Source data
== Segment start ==
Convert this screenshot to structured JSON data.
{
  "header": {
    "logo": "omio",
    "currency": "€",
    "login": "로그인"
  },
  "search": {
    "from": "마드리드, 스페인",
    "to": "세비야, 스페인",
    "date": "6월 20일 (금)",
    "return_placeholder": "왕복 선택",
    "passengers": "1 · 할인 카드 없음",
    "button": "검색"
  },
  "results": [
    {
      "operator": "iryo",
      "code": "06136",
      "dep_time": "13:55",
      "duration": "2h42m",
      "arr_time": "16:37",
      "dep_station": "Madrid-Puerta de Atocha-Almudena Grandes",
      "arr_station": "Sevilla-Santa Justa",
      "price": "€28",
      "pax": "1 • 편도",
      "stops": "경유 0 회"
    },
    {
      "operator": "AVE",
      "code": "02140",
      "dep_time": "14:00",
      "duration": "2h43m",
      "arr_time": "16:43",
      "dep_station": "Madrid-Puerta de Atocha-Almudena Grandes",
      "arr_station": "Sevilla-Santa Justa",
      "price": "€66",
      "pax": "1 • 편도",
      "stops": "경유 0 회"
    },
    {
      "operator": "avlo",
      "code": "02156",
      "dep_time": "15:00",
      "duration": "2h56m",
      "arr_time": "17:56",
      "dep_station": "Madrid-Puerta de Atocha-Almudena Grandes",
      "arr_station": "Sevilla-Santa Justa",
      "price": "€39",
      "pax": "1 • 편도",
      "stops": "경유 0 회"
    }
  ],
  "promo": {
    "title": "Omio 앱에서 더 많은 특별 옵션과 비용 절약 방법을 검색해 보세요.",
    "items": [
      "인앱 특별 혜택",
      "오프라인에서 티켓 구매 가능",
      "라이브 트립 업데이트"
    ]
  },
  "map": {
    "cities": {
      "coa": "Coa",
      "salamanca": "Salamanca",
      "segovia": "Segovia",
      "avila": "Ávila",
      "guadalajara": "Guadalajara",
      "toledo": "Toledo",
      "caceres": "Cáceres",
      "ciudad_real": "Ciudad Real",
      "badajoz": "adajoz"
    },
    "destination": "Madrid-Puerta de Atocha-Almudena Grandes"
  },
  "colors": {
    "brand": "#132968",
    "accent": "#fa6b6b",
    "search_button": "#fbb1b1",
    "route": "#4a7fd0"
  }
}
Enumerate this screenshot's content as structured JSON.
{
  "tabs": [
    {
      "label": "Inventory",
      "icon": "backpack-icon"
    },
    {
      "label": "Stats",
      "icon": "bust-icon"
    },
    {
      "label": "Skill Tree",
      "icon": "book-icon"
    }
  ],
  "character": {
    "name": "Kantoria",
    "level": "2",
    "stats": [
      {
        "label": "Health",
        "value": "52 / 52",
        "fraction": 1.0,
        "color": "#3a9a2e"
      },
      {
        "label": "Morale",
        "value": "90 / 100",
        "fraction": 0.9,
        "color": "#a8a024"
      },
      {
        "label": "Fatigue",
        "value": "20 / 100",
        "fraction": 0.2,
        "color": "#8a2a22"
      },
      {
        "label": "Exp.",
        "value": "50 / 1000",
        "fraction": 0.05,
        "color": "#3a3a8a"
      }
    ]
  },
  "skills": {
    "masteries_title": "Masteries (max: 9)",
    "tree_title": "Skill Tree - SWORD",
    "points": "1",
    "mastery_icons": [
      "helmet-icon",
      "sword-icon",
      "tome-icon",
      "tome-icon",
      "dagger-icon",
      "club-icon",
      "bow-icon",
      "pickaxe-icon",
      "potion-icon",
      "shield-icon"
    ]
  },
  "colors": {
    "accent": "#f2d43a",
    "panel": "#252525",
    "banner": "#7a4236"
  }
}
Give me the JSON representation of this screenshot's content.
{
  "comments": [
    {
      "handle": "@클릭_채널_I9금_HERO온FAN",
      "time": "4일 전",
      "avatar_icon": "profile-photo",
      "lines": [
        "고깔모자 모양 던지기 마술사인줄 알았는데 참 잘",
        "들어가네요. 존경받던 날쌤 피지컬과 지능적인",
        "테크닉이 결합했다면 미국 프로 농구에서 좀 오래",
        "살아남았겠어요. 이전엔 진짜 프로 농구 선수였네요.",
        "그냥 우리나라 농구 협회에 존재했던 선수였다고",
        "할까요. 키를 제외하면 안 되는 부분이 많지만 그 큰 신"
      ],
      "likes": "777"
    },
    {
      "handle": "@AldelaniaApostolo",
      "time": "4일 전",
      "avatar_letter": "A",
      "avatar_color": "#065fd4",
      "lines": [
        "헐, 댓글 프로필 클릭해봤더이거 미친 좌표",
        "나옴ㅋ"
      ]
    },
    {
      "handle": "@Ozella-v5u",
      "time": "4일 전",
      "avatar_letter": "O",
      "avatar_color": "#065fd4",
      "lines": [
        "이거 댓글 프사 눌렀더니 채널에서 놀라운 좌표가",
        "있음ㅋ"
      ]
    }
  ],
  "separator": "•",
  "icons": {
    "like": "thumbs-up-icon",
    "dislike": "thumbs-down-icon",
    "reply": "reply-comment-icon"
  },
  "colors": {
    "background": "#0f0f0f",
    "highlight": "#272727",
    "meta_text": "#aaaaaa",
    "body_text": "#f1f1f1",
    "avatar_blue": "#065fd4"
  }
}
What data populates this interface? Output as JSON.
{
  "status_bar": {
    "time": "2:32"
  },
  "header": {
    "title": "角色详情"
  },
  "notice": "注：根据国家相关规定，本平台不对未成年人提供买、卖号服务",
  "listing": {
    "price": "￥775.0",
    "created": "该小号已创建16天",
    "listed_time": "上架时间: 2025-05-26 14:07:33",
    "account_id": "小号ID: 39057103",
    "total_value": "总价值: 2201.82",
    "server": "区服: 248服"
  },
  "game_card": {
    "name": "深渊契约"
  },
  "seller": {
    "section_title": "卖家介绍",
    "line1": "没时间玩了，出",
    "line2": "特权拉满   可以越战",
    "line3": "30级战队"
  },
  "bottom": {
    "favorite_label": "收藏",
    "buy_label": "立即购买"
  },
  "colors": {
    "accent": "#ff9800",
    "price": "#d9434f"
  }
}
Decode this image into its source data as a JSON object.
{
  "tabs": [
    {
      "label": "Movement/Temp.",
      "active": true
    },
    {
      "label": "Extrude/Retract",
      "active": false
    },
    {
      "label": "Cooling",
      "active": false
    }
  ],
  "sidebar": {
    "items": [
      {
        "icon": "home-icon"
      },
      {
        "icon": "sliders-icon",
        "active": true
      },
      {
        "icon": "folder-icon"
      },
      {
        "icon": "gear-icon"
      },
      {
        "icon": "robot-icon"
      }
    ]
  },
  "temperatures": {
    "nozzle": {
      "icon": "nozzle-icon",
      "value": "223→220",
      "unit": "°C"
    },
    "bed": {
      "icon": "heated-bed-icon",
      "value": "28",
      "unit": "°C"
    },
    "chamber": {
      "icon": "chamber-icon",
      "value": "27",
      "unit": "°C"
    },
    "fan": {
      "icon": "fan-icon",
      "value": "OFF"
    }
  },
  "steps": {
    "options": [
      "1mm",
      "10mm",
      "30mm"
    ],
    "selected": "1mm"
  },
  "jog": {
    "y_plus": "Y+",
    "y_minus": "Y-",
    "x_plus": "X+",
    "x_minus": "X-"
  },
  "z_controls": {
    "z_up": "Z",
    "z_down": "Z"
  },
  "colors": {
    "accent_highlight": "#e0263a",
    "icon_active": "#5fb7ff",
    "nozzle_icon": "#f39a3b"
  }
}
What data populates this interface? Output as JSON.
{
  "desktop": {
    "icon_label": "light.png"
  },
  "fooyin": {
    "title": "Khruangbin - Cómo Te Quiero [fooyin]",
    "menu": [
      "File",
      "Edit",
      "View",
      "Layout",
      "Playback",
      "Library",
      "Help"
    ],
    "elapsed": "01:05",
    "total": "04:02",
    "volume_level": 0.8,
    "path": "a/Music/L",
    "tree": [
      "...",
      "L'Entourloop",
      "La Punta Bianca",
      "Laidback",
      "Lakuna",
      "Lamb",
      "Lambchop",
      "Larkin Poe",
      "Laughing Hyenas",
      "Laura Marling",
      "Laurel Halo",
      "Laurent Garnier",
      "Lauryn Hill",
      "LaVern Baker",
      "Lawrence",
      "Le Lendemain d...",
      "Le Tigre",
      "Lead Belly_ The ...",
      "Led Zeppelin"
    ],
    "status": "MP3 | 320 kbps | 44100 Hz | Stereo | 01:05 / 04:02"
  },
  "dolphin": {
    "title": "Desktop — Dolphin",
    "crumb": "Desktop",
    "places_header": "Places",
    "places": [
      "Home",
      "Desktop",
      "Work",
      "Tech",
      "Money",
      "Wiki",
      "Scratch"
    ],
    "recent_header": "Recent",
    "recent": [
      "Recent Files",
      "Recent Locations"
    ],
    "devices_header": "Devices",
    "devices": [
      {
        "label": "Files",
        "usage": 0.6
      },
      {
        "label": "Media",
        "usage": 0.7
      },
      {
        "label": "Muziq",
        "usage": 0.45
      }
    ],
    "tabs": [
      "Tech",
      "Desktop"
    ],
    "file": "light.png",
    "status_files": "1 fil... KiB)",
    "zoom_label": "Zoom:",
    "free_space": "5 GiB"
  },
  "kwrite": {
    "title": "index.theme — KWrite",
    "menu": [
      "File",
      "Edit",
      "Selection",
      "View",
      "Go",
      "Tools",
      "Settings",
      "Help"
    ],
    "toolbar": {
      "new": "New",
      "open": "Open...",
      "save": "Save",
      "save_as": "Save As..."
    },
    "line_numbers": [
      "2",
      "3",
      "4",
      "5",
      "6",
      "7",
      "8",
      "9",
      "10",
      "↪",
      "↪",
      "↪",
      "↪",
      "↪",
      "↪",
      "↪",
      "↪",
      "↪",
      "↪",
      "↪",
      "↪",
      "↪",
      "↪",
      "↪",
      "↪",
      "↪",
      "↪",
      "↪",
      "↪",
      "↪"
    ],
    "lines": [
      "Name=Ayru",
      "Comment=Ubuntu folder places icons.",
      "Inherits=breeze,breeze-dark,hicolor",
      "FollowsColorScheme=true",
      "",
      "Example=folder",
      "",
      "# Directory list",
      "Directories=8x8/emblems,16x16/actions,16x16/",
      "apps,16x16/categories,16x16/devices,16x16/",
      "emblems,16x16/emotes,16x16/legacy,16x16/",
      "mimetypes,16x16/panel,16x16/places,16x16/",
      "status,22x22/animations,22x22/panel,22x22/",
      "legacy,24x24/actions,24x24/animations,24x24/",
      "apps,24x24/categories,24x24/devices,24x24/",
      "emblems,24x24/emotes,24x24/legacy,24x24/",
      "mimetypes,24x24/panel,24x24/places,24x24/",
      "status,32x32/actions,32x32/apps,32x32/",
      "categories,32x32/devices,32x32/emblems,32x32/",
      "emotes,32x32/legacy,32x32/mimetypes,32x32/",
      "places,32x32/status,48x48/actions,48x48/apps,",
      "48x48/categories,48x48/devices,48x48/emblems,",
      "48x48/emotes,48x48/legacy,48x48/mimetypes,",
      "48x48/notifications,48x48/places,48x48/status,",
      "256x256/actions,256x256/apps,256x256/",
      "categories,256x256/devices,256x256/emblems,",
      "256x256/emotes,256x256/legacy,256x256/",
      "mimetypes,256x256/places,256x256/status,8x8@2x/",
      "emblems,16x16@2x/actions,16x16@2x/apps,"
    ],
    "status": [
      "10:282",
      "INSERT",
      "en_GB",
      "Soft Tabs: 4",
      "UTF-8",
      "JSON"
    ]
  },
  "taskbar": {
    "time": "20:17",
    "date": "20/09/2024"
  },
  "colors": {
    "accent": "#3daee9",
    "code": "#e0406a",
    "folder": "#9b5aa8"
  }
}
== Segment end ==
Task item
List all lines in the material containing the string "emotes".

The answer
      "emblems,16x16/emotes,16x16/legacy,16x16/",
      "emblems,24x24/emotes,24x24/legacy,24x24/",
      "emotes,32x32/legacy,32x32/mimetypes,32x32/",
      "48x48/emotes,48x48/legacy,48x48/mimetypes,",
      "256x256/emotes,256x256/legacy,256x256/",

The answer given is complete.